They tell others, “No one should come near our cooking square, lest it is defiled, and our food is spoiled.”
With an impure body they indulge in corrupt deeds. With an impure mind they outwardly fill hands with water and think that they have become pure, but their outer purity is only for show.
Nanak’s statement is that one must contemplate on the eternal embodiment of Truth, IkOankar. By identification with IkOankar alone, purity of mind can be achieved. Only if there is purity of the mind, the embodiment of Truth, IkOankar, can be obtained.
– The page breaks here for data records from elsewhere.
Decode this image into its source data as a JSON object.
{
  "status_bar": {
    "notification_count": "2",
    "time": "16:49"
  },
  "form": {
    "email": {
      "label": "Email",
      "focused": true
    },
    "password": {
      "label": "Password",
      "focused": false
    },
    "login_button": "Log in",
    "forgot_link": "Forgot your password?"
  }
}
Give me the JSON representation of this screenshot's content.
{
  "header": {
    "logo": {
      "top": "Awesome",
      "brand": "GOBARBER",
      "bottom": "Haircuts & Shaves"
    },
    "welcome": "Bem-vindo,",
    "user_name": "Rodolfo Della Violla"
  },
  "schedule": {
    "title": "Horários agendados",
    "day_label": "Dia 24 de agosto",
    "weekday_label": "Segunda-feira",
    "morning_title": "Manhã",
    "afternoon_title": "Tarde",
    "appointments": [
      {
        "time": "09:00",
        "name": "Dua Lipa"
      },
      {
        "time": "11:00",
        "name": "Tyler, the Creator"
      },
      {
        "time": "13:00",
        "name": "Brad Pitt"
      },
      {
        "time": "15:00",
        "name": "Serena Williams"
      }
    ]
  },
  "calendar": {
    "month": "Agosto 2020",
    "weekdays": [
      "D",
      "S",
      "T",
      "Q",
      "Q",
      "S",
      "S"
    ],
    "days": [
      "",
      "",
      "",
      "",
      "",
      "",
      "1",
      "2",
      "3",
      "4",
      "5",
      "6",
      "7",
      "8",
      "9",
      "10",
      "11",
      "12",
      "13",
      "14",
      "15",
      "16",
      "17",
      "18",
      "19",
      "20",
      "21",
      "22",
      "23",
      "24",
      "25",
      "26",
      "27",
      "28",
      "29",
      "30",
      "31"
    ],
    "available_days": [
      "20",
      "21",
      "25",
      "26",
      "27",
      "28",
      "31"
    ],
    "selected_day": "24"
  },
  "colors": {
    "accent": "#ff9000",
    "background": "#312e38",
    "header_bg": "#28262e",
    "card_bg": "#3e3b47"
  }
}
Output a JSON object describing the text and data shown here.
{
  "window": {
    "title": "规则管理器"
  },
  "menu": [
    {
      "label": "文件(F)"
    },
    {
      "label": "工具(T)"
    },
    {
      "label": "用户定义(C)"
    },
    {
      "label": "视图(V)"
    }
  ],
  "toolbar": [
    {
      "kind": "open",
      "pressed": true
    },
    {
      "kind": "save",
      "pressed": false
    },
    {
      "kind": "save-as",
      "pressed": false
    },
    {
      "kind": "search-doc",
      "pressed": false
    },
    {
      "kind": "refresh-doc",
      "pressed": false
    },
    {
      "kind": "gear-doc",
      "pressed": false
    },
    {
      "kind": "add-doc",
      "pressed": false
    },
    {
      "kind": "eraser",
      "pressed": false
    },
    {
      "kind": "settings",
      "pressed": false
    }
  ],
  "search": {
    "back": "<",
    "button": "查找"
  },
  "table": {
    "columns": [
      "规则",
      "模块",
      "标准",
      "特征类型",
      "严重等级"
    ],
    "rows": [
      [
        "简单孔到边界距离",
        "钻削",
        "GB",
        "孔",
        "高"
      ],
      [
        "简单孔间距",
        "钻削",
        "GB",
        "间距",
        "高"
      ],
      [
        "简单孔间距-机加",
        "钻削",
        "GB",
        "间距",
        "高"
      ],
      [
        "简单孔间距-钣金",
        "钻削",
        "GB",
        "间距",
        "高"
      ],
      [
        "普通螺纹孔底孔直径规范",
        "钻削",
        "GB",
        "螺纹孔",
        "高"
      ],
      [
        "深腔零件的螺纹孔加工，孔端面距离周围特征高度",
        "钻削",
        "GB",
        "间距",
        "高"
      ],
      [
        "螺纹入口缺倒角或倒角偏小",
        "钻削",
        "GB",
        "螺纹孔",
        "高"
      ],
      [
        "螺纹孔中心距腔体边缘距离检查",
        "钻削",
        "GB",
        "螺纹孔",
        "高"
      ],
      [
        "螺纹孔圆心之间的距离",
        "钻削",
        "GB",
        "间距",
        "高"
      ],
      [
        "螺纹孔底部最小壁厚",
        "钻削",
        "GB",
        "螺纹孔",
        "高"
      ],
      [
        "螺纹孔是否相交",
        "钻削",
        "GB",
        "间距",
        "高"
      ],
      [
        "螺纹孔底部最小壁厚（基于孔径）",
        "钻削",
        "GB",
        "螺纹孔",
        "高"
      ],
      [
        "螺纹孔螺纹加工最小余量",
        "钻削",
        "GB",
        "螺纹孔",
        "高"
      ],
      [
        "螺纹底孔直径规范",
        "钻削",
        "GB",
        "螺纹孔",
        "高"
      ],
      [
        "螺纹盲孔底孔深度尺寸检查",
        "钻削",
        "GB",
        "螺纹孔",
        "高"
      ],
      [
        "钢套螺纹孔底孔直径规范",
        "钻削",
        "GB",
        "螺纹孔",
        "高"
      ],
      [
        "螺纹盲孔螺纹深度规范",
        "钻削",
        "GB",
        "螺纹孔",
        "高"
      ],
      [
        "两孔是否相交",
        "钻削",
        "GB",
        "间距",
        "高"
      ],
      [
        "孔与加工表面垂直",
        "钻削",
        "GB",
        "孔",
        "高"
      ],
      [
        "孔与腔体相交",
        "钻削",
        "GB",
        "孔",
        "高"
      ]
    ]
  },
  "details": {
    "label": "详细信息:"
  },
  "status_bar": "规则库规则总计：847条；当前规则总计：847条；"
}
Those who devour humans, offer Namaz (and their officials who) have janeu around their neck, wield knife.
In those (officials’) homes, Brahmins (go and) blow conch-shells. They also experience the same tastes.
False is the capital (of their religious practices), false is (their) trade. They eat, having lied.
Dwelling of shame and righteousness is far away. Nanak! Falsehood is pervading (everywhere).
There is a mark on the forehead (of the Brahmin, and) a pleated loin-cloth around the waist. In the hand is a knife; (he has become) the butcher of the world.
Wearing blue-green clothes (outside of the home, Brahmins) become acceptable. (And) taking food of the ‘uncivilized’ (malech, they) worship puranas (inside their homes).
(O Brahmin! On the one hand) eating goat (meat) slaughtered (while reading of Muslim prayer) in the language of (those you call) ‘uncivilized;’ (on the other hand saying that) no one’s entry (can) be (allowed) in (our) cooking square.
(To purify it), a line was drawn, having coated the cooking square (with a layer of cow dung), (but) the liars arrived and sat on it.
(They tell others, “no one should come near our cooking square), lest it is defiled, O! Lest it is defiled and this food of ours is spoiled.”
With the impure body, they do bad deeds. With the impure mind, they take handfuls (of water).
Nanak’s statement is (that) Truth must be meditated upon (to gain internal purity). If there is internal purity, (only) then can Truth be obtained.

With familiar vocabulary/verbiage, satire has been invoked in a very effective manner in this salok. Through this literary scheme, the Guru has brought into focus the hypocrisy of the Brahmins and the Kshatriya, and their degraded way of life. The last two lines of this salok are special, because these lines contain the solution to the corruption and anarchy described in all the previous lines. Thus, this salok binds itself in a poetic structure of ‘problem and solution’ endlessly enhancing the communication and effectiveness of the meaning contained in the salok. These lines propose that it is only by remembering IkOankar that we can obtain Truth.

This salok has 22 lines. According to the vocabulary and pronunciation, every line has a meter convention of 15+15. If the two lines come together to make a pair, this meter convention can be placed under a four line verse with 16 or 15 characters each (caupaī chand). This salok has been created by combining 11 caupaīs.